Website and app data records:
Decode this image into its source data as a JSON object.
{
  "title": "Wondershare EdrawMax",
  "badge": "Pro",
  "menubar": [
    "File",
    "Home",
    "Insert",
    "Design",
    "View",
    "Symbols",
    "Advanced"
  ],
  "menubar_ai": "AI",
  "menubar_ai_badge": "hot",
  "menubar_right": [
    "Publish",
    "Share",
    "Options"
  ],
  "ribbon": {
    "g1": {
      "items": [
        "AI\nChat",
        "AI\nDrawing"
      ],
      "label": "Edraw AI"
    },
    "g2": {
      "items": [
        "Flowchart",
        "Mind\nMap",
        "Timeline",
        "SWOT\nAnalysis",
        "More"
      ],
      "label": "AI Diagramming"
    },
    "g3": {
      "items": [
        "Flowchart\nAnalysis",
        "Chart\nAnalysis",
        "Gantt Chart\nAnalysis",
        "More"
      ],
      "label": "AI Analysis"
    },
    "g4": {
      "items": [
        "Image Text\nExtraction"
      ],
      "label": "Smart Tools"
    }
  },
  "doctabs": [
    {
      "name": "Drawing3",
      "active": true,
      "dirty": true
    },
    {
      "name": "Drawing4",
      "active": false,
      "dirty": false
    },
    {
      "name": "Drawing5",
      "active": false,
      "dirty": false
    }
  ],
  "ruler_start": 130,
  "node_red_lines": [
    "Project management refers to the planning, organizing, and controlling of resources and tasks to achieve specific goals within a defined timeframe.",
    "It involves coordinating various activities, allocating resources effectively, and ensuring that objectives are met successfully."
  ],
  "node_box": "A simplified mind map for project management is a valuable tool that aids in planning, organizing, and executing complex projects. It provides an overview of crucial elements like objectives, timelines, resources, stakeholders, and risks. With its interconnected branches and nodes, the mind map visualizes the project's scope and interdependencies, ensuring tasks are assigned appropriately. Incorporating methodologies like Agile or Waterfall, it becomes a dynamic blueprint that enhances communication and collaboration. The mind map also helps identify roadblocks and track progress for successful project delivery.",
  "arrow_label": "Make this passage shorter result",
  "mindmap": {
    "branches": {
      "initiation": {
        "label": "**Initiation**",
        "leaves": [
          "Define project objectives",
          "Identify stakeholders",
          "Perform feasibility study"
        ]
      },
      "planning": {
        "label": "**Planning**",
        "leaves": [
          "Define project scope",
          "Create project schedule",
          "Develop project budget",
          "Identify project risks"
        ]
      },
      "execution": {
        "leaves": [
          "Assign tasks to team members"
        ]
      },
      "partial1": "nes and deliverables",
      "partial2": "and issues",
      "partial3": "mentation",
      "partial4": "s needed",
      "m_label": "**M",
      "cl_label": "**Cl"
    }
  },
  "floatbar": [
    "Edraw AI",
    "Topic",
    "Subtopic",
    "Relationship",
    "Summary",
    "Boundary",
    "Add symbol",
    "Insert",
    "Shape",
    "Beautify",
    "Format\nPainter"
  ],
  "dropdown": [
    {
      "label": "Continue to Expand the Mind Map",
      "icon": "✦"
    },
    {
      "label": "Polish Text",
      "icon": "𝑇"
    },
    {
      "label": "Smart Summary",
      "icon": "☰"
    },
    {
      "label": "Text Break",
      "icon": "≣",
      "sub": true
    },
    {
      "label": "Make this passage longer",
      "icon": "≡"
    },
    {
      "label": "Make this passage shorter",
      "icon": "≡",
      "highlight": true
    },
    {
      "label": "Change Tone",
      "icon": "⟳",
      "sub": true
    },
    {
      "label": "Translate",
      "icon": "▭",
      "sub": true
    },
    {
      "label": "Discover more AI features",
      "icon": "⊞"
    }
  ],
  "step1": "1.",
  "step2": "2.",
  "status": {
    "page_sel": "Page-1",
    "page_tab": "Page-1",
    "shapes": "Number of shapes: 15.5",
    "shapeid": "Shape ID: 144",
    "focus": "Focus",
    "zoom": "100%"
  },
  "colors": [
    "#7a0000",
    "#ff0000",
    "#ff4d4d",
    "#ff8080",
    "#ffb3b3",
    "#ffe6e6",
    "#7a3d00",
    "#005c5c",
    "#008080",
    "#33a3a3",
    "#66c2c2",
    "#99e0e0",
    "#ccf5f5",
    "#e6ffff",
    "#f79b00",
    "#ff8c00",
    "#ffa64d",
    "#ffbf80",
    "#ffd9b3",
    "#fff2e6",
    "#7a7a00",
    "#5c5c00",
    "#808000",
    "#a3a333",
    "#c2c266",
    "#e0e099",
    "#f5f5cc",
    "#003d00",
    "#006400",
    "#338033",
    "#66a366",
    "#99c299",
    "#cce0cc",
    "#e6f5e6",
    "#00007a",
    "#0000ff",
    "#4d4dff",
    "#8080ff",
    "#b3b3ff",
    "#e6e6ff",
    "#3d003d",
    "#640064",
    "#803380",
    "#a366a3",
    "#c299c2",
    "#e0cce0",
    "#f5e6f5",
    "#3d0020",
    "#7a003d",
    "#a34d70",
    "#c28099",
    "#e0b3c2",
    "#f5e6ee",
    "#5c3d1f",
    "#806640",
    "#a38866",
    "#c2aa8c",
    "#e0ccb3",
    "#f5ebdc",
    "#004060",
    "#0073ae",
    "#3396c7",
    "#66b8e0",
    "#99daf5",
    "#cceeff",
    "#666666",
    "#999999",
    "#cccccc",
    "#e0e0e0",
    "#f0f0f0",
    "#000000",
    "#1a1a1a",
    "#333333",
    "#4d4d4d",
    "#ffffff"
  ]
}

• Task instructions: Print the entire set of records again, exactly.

• Answer below:
Decode this image into its source data as a JSON object.
{
  "title": "Wondershare EdrawMax",
  "badge": "Pro",
  "menubar": [
    "File",
    "Home",
    "Insert",
    "Design",
    "View",
    "Symbols",
    "Advanced"
  ],
  "menubar_ai": "AI",
  "menubar_ai_badge": "hot",
  "menubar_right": [
    "Publish",
    "Share",
    "Options"
  ],
  "ribbon": {
    "g1": {
      "items": [
        "AI\nChat",
        "AI\nDrawing"
      ],
      "label": "Edraw AI"
    },
    "g2": {
      "items": [
        "Flowchart",
        "Mind\nMap",
        "Timeline",
        "SWOT\nAnalysis",
        "More"
      ],
      "label": "AI Diagramming"
    },
    "g3": {
      "items": [
        "Flowchart\nAnalysis",
        "Chart\nAnalysis",
        "Gantt Chart\nAnalysis",
        "More"
      ],
      "label": "AI Analysis"
    },
    "g4": {
      "items": [
        "Image Text\nExtraction"
      ],
      "label": "Smart Tools"
    }
  },
  "doctabs": [
    {
      "name": "Drawing3",
      "active": true,
      "dirty": true
    },
    {
      "name": "Drawing4",
      "active": false,
      "dirty": false
    },
    {
      "name": "Drawing5",
      "active": false,
      "dirty": false
    }
  ],
  "ruler_start": 130,
  "node_red_lines": [
    "Project management refers to the planning, organizing, and controlling of resources and tasks to achieve specific goals within a defined timeframe.",
    "It involves coordinating various activities, allocating resources effectively, and ensuring that objectives are met successfully."
  ],
  "node_box": "A simplified mind map for project management is a valuable tool that aids in planning, organizing, and executing complex projects. It provides an overview of crucial elements like objectives, timelines, resources, stakeholders, and risks. With its interconnected branches and nodes, the mind map visualizes the project's scope and interdependencies, ensuring tasks are assigned appropriately. Incorporating methodologies like Agile or Waterfall, it becomes a dynamic blueprint that enhances communication and collaboration. The mind map also helps identify roadblocks and track progress for successful project delivery.",
  "arrow_label": "Make this passage shorter result",
  "mindmap": {
    "branches": {
      "initiation": {
        "label": "**Initiation**",
        "leaves": [
          "Define project objectives",
          "Identify stakeholders",
          "Perform feasibility study"
        ]
      },
      "planning": {
        "label": "**Planning**",
        "leaves": [
          "Define project scope",
          "Create project schedule",
          "Develop project budget",
          "Identify project risks"
        ]
      },
      "execution": {
        "leaves": [
          "Assign tasks to team members"
        ]
      },
      "partial1": "nes and deliverables",
      "partial2": "and issues",
      "partial3": "mentation",
      "partial4": "s needed",
      "m_label": "**M",
      "cl_label": "**Cl"
    }
  },
  "floatbar": [
    "Edraw AI",
    "Topic",
    "Subtopic",
    "Relationship",
    "Summary",
    "Boundary",
    "Add symbol",
    "Insert",
    "Shape",
    "Beautify",
    "Format\nPainter"
  ],
  "dropdown": [
    {
      "label": "Continue to Expand the Mind Map",
      "icon": "✦"
    },
    {
      "label": "Polish Text",
      "icon": "𝑇"
    },
    {
      "label": "Smart Summary",
      "icon": "☰"
    },
    {
      "label": "Text Break",
      "icon": "≣",
      "sub": true
    },
    {
      "label": "Make this passage longer",
      "icon": "≡"
    },
    {
      "label": "Make this passage shorter",
      "icon": "≡",
      "highlight": true
    },
    {
      "label": "Change Tone",
      "icon": "⟳",
      "sub": true
    },
    {
      "label": "Translate",
      "icon": "▭",
      "sub": true
    },
    {
      "label": "Discover more AI features",
      "icon": "⊞"
    }
  ],
  "step1": "1.",
  "step2": "2.",
  "status": {
    "page_sel": "Page-1",
    "page_tab": "Page-1",
    "shapes": "Number of shapes: 15.5",
    "shapeid": "Shape ID: 144",
    "focus": "Focus",
    "zoom": "100%"
  },
  "colors": [
    "#7a0000",
    "#ff0000",
    "#ff4d4d",
    "#ff8080",
    "#ffb3b3",
    "#ffe6e6",
    "#7a3d00",
    "#005c5c",
    "#008080",
    "#33a3a3",
    "#66c2c2",
    "#99e0e0",
    "#ccf5f5",
    "#e6ffff",
    "#f79b00",
    "#ff8c00",
    "#ffa64d",
    "#ffbf80",
    "#ffd9b3",
    "#fff2e6",
    "#7a7a00",
    "#5c5c00",
    "#808000",
    "#a3a333",
    "#c2c266",
    "#e0e099",
    "#f5f5cc",
    "#003d00",
    "#006400",
    "#338033",
    "#66a366",
    "#99c299",
    "#cce0cc",
    "#e6f5e6",
    "#00007a",
    "#0000ff",
    "#4d4dff",
    "#8080ff",
    "#b3b3ff",
    "#e6e6ff",
    "#3d003d",
    "#640064",
    "#803380",
    "#a366a3",
    "#c299c2",
    "#e0cce0",
    "#f5e6f5",
    "#3d0020",
    "#7a003d",
    "#a34d70",
    "#c28099",
    "#e0b3c2",
    "#f5e6ee",
    "#5c3d1f",
    "#806640",
    "#a38866",
    "#c2aa8c",
    "#e0ccb3",
    "#f5ebdc",
    "#004060",
    "#0073ae",
    "#3396c7",
    "#66b8e0",
    "#99daf5",
    "#cceeff",
    "#666666",
    "#999999",
    "#cccccc",
    "#e0e0e0",
    "#f0f0f0",
    "#000000",
    "#1a1a1a",
    "#333333",
    "#4d4d4d",
    "#ffffff"
  ]
}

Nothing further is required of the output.